Task to complete
The entries contain pictures, which should not appear in the copy; everything else must be reproduced exactly.

● ● ● ● ●

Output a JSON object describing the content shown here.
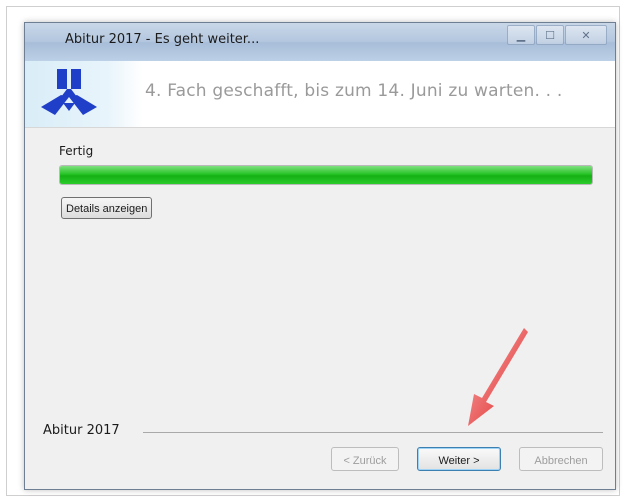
{
  "window": {
    "title": "Abitur 2017 - Es geht weiter...",
    "controls": [
      "minimize",
      "maximize",
      "close"
    ]
  },
  "banner": {
    "headline": "4. Fach geschafft, bis zum 14. Juni zu warten. . ."
  },
  "progress": {
    "status": "Fertig",
    "percent": 100,
    "details_label": "Details anzeigen"
  },
  "footer": {
    "brand": "Abitur 2017",
    "back_label": "< Zurück",
    "next_label": "Weiter >",
    "cancel_label": "Abbrechen"
  },
  "colors": {
    "progress": "#14b014",
    "arrow": "#e02020",
    "logo": "#1f3fc8"
  }
}
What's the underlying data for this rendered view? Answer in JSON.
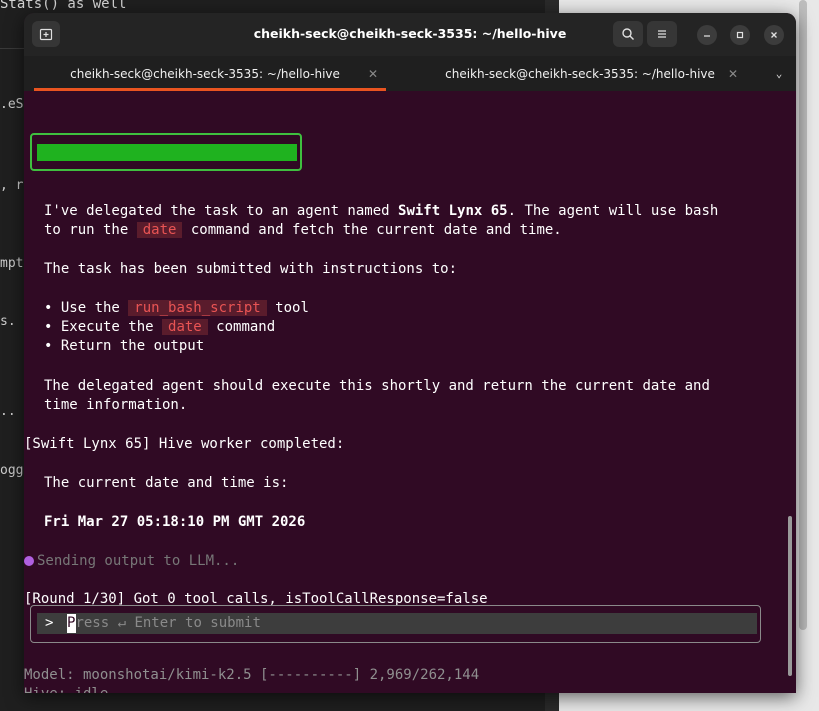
{
  "background": {
    "top_text": "Stats() as well",
    "left_fragments": [
      ".eSt",
      ", r",
      "mpt",
      "s.",
      "..",
      "ogg"
    ]
  },
  "window": {
    "title": "cheikh-seck@cheikh-seck-3535: ~/hello-hive",
    "tabs": [
      {
        "label": "cheikh-seck@cheikh-seck-3535: ~/hello-hive",
        "active": true
      },
      {
        "label": "cheikh-seck@cheikh-seck-3535: ~/hello-hive",
        "active": false
      }
    ],
    "icons": {
      "new_tab": "new-tab-icon",
      "search": "search-icon",
      "menu": "hamburger-menu-icon",
      "minimize": "minimize-icon",
      "maximize": "maximize-icon",
      "close": "close-icon"
    },
    "accent": "#e95420",
    "terminal_bg": "#300a24"
  },
  "terminal": {
    "msg1_pre": "I've delegated the task to an agent named ",
    "msg1_agent": "Swift Lynx 65",
    "msg1_post": ". The agent will use bash",
    "msg2_pre": "to run the ",
    "msg2_code": "date",
    "msg2_post": " command and fetch the current date and time.",
    "msg3": "The task has been submitted with instructions to:",
    "bullet1_pre": "• Use the ",
    "bullet1_code": "run_bash_script",
    "bullet1_post": " tool",
    "bullet2_pre": "• Execute the ",
    "bullet2_code": "date",
    "bullet2_post": " command",
    "bullet3": "• Return the output",
    "msg4": "The delegated agent should execute this shortly and return the current date and",
    "msg5": "time information.",
    "worker_done": "[Swift Lynx 65] Hive worker completed:",
    "msg6": "The current date and time is:",
    "datetime": "Fri Mar 27 05:18:10 PM GMT 2026",
    "sending": "Sending output to LLM...",
    "round": "[Round 1/30] Got 0 tool calls, isToolCallResponse=false",
    "prompt_symbol": ">",
    "input_placeholder_first": "P",
    "input_placeholder_rest": "ress ↵ Enter to submit",
    "status_model": "Model: moonshotai/kimi-k2.5 [----------] 2,969/262,144",
    "status_hive": "Hive: idle",
    "colors": {
      "progress": "#1fb21f",
      "code_fg": "#e95454",
      "spinner": "#b060e0"
    }
  }
}
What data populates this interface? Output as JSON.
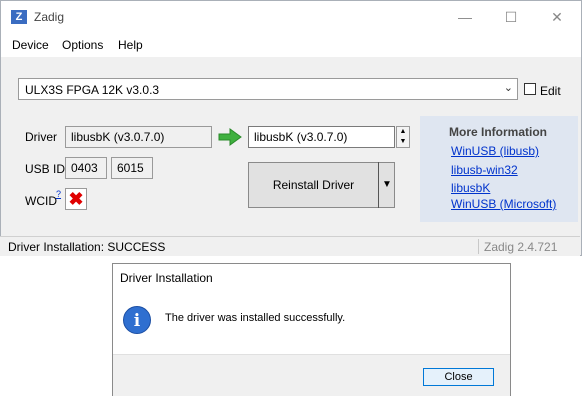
{
  "window": {
    "title": "Zadig",
    "icon_text": "Z",
    "controls": {
      "minimize": "—",
      "maximize": "☐",
      "close": "✕"
    }
  },
  "menu": [
    "Device",
    "Options",
    "Help"
  ],
  "device": {
    "selected": "ULX3S FPGA 12K v3.0.3",
    "edit_label": "Edit"
  },
  "driver": {
    "label": "Driver",
    "current": "libusbK (v3.0.7.0)",
    "target": "libusbK (v3.0.7.0)"
  },
  "usb_id": {
    "label": "USB ID",
    "vid": "0403",
    "pid": "6015"
  },
  "wcid": {
    "label": "WCID",
    "help_sup": "?",
    "status_glyph": "✖"
  },
  "reinstall_button": "Reinstall Driver",
  "more_info": {
    "title": "More Information",
    "links": [
      "WinUSB (libusb)",
      "libusb-win32",
      "libusbK",
      "WinUSB (Microsoft)"
    ]
  },
  "status": {
    "text": "Driver Installation: SUCCESS",
    "version": "Zadig 2.4.721"
  },
  "dialog": {
    "title": "Driver Installation",
    "message": "The driver was installed successfully.",
    "icon_glyph": "i",
    "close_label": "Close"
  },
  "colors": {
    "link": "#0033cc",
    "info_panel": "#dfe6f1",
    "error_x": "#e00000",
    "arrow": "#3fb03f"
  }
}
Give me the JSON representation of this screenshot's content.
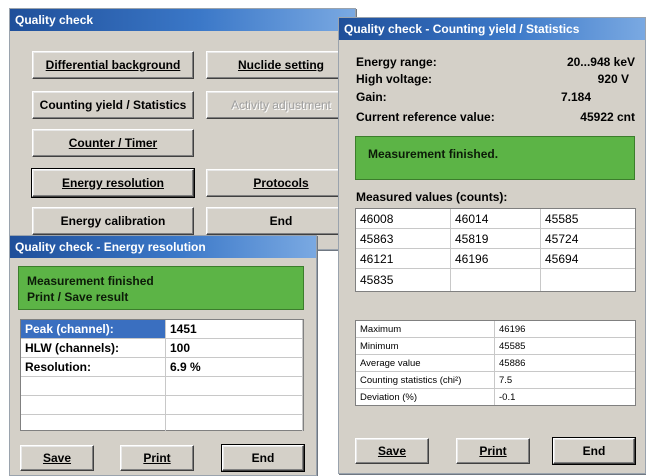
{
  "main_window": {
    "title": "Quality check",
    "buttons": {
      "differential_background": "Differential background",
      "nuclide_setting": "Nuclide setting",
      "counting_yield": "Counting yield / Statistics",
      "activity_adjustment": "Activity adjustment",
      "counter_timer": "Counter / Timer",
      "energy_resolution": "Energy resolution",
      "protocols": "Protocols",
      "energy_calibration": "Energy calibration",
      "end": "End"
    }
  },
  "energy_window": {
    "title": "Quality check - Energy resolution",
    "status_line1": "Measurement finished",
    "status_line2": "Print / Save result",
    "rows": [
      {
        "label": "Peak (channel):",
        "value": "1451"
      },
      {
        "label": "HLW (channels):",
        "value": "100"
      },
      {
        "label": "Resolution:",
        "value": "6.9 %"
      }
    ],
    "buttons": {
      "save": "Save",
      "print": "Print",
      "end": "End"
    }
  },
  "stats_window": {
    "title": "Quality check - Counting yield / Statistics",
    "info": [
      {
        "label": "Energy range:",
        "value": "20...948 keV"
      },
      {
        "label": "High voltage:",
        "value": "920 V"
      },
      {
        "label": "Gain:",
        "value": "7.184"
      },
      {
        "label": "Current reference value:",
        "value": "45922 cnt"
      }
    ],
    "status": "Measurement finished.",
    "measured_header": "Measured values (counts):",
    "measured": [
      [
        "46008",
        "46014",
        "45585"
      ],
      [
        "45863",
        "45819",
        "45724"
      ],
      [
        "46121",
        "46196",
        "45694"
      ],
      [
        "45835",
        "",
        ""
      ]
    ],
    "summary": [
      {
        "label": "Maximum",
        "value": "46196"
      },
      {
        "label": "Minimum",
        "value": "45585"
      },
      {
        "label": "Average value",
        "value": "45886"
      },
      {
        "label": "Counting statistics (chi²)",
        "value": "7.5"
      },
      {
        "label": "Deviation (%)",
        "value": "-0.1"
      }
    ],
    "buttons": {
      "save": "Save",
      "print": "Print",
      "end": "End"
    }
  },
  "colors": {
    "title_bar": "#1f4f9a",
    "status_green": "#5cb446",
    "selection": "#3a6fc0"
  }
}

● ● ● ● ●

Result of the task
Output a JSON object describing the content shown here.
{
  "window": {
    "title": "Abitur 2017 - Es geht weiter...",
    "controls": [
      "minimize",
      "maximize",
      "close"
    ]
  },
  "banner": {
    "headline": "4. Fach geschafft, bis zum 14. Juni zu warten. . ."
  },
  "progress": {
    "status": "Fertig",
    "percent": 100,
    "details_label": "Details anzeigen"
  },
  "footer": {
    "brand": "Abitur 2017",
    "back_label": "< Zurück",
    "next_label": "Weiter >",
    "cancel_label": "Abbrechen"
  },
  "colors": {
    "progress": "#14b014",
    "arrow": "#e02020",
    "logo": "#1f3fc8"
  }
}
What's the underlying data for this rendered view? Answer in JSON.
{
  "background": {
    "top_text": "Stats() as well",
    "left_fragments": [
      ".eSt",
      ", r",
      "mpt",
      "s.",
      "..",
      "ogg"
    ]
  },
  "window": {
    "title": "cheikh-seck@cheikh-seck-3535: ~/hello-hive",
    "tabs": [
      {
        "label": "cheikh-seck@cheikh-seck-3535: ~/hello-hive",
        "active": true
      },
      {
        "label": "cheikh-seck@cheikh-seck-3535: ~/hello-hive",
        "active": false
      }
    ],
    "icons": {
      "new_tab": "new-tab-icon",
      "search": "search-icon",
      "menu": "hamburger-menu-icon",
      "minimize": "minimize-icon",
      "maximize": "maximize-icon",
      "close": "close-icon"
    },
    "accent": "#e95420",
    "terminal_bg": "#300a24"
  },
  "terminal": {
    "msg1_pre": "I've delegated the task to an agent named ",
    "msg1_agent": "Swift Lynx 65",
    "msg1_post": ". The agent will use bash",
    "msg2_pre": "to run the ",
    "msg2_code": "date",
    "msg2_post": " command and fetch the current date and time.",
    "msg3": "The task has been submitted with instructions to:",
    "bullet1_pre": "• Use the ",
    "bullet1_code": "run_bash_script",
    "bullet1_post": " tool",
    "bullet2_pre": "• Execute the ",
    "bullet2_code": "date",
    "bullet2_post": " command",
    "bullet3": "• Return the output",
    "msg4": "The delegated agent should execute this shortly and return the current date and",
    "msg5": "time information.",
    "worker_done": "[Swift Lynx 65] Hive worker completed:",
    "msg6": "The current date and time is:",
    "datetime": "Fri Mar 27 05:18:10 PM GMT 2026",
    "sending": "Sending output to LLM...",
    "round": "[Round 1/30] Got 0 tool calls, isToolCallResponse=false",
    "prompt_symbol": ">",
    "input_placeholder_first": "P",
    "input_placeholder_rest": "ress ↵ Enter to submit",
    "status_model": "Model: moonshotai/kimi-k2.5 [----------] 2,969/262,144",
    "status_hive": "Hive: idle",
    "colors": {
      "progress": "#1fb21f",
      "code_fg": "#e95454",
      "spinner": "#b060e0"
    }
  }
}
What data populates this interface? Output as JSON.
{
  "window": {
    "title": "Zadig",
    "icon_text": "Z",
    "controls": {
      "minimize": "—",
      "maximize": "☐",
      "close": "✕"
    }
  },
  "menu": [
    "Device",
    "Options",
    "Help"
  ],
  "device": {
    "selected": "ULX3S FPGA 12K v3.0.3",
    "edit_label": "Edit"
  },
  "driver": {
    "label": "Driver",
    "current": "libusbK (v3.0.7.0)",
    "target": "libusbK (v3.0.7.0)"
  },
  "usb_id": {
    "label": "USB ID",
    "vid": "0403",
    "pid": "6015"
  },
  "wcid": {
    "label": "WCID",
    "help_sup": "?",
    "status_glyph": "✖"
  },
  "reinstall_button": "Reinstall Driver",
  "more_info": {
    "title": "More Information",
    "links": [
      "WinUSB (libusb)",
      "libusb-win32",
      "libusbK",
      "WinUSB (Microsoft)"
    ]
  },
  "status": {
    "text": "Driver Installation: SUCCESS",
    "version": "Zadig 2.4.721"
  },
  "dialog": {
    "title": "Driver Installation",
    "message": "The driver was installed successfully.",
    "icon_glyph": "i",
    "close_label": "Close"
  },
  "colors": {
    "link": "#0033cc",
    "info_panel": "#dfe6f1",
    "error_x": "#e00000",
    "arrow": "#3fb03f"
  }
}
Give me the JSON representation of this screenshot's content.
{
  "main_window": {
    "title": "Quality check",
    "buttons": {
      "differential_background": "Differential background",
      "nuclide_setting": "Nuclide setting",
      "counting_yield": "Counting yield / Statistics",
      "activity_adjustment": "Activity adjustment",
      "counter_timer": "Counter / Timer",
      "energy_resolution": "Energy resolution",
      "protocols": "Protocols",
      "energy_calibration": "Energy calibration",
      "end": "End"
    }
  },
  "energy_window": {
    "title": "Quality check - Energy resolution",
    "status_line1": "Measurement finished",
    "status_line2": "Print / Save result",
    "rows": [
      {
        "label": "Peak (channel):",
        "value": "1451"
      },
      {
        "label": "HLW (channels):",
        "value": "100"
      },
      {
        "label": "Resolution:",
        "value": "6.9 %"
      }
    ],
    "buttons": {
      "save": "Save",
      "print": "Print",
      "end": "End"
    }
  },
  "stats_window": {
    "title": "Quality check - Counting yield / Statistics",
    "info": [
      {
        "label": "Energy range:",
        "value": "20...948 keV"
      },
      {
        "label": "High voltage:",
        "value": "920 V"
      },
      {
        "label": "Gain:",
        "value": "7.184"
      },
      {
        "label": "Current reference value:",
        "value": "45922 cnt"
      }
    ],
    "status": "Measurement finished.",
    "measured_header": "Measured values (counts):",
    "measured": [
      [
        "46008",
        "46014",
        "45585"
      ],
      [
        "45863",
        "45819",
        "45724"
      ],
      [
        "46121",
        "46196",
        "45694"
      ],
      [
        "45835",
        "",
        ""
      ]
    ],
    "summary": [
      {
        "label": "Maximum",
        "value": "46196"
      },
      {
        "label": "Minimum",
        "value": "45585"
      },
      {
        "label": "Average value",
        "value": "45886"
      },
      {
        "label": "Counting statistics (chi²)",
        "value": "7.5"
      },
      {
        "label": "Deviation (%)",
        "value": "-0.1"
      }
    ],
    "buttons": {
      "save": "Save",
      "print": "Print",
      "end": "End"
    }
  },
  "colors": {
    "title_bar": "#1f4f9a",
    "status_green": "#5cb446",
    "selection": "#3a6fc0"
  }
}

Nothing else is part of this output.